“I want to do all I can to make sure you have a rapid recovery,” Chiang told business leaders at a breakfast meeting of the Santa Rosa Metro Chamber of Commerce.
Chiang, a Democrat running for governor, said his office will provide low-interest financing for damaged health care clinics and those purchasing debris hauling trucks and recycling equipment “so haulers can sale up to meet the current needs.”
He also sought input on other ways state government could better aid the recovery.
After the breakfast, Chiang’s itinerary included a stop at a destroyed Mountain Mikes Pizza in northwest Santa Rosa and visits to an affected cannabis business and two health clinics.
Before an audience of about 150 people at Vintners Inn in Santa Rosa, Chiang noted that the Vista Clinic operated in Fountaingrove by Santa Rosa Community Health Centers had suffered $16 million in damage from the recent wildfires. Helping such clinics rebuild is important, he said, because roughly 1 in 7 Californians gets health care through such community centers.
After the treasurer’s presentation, business people had a chance to raise some concerns.
Aaron Friedman, owner of the sign company Signarama, told Chiang that his Piner Road facility still stands but “we’ve lost a lot of business” from the weeks when the surrounding area was under mandatory evacuation.
“Where is the help for some of us?” he asked.
Meanwhile, those in the building industry said contractors are concerned that rebuilding will be slowed greatly unless a streamlined system is developed for the release of insurance funds for reconstruction. Those funds will be controlled by hundreds of different lenders for residential properties with mortgages.
David Harts, a former construction company vice president, told Chiang that without a reliable flow of funds to builders, “this recovery will not happen.”
During his comments, Chiang raised a separate concern that the GOP-controlled Congress could slow new housing construction by ending federal tax breaks on “private activity bonds.”
Such tax-exempt bonds are used for the majority of private-based affordable housing projects, he said.

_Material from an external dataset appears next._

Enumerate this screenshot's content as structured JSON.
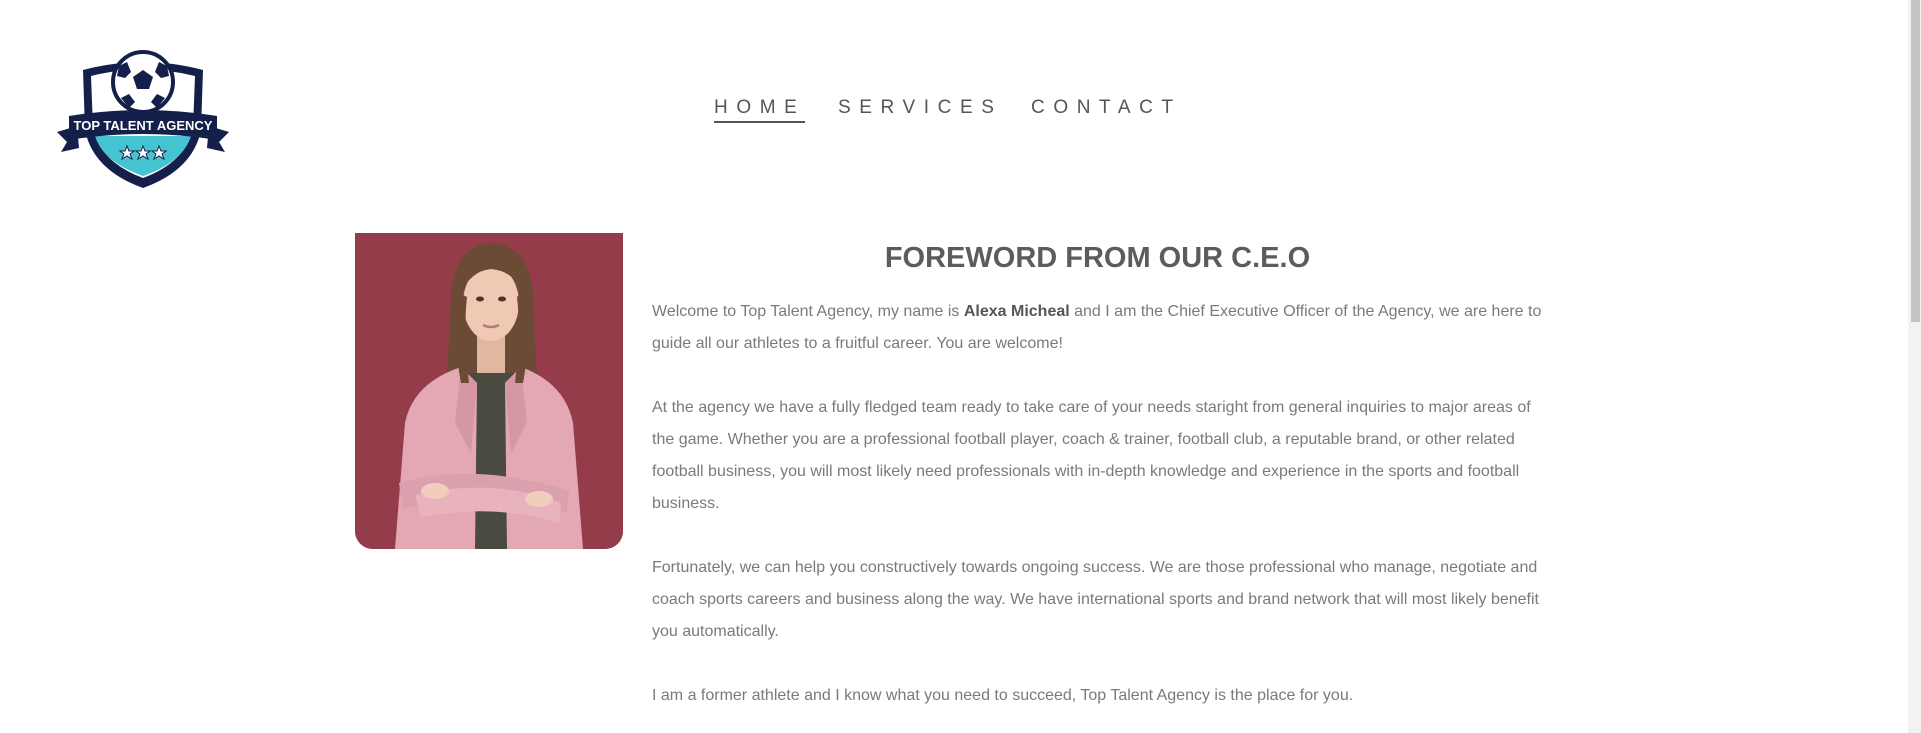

“If you think the housing crisis in California is bad today, it’s going to get far worse if that provision passes,” Chiang said.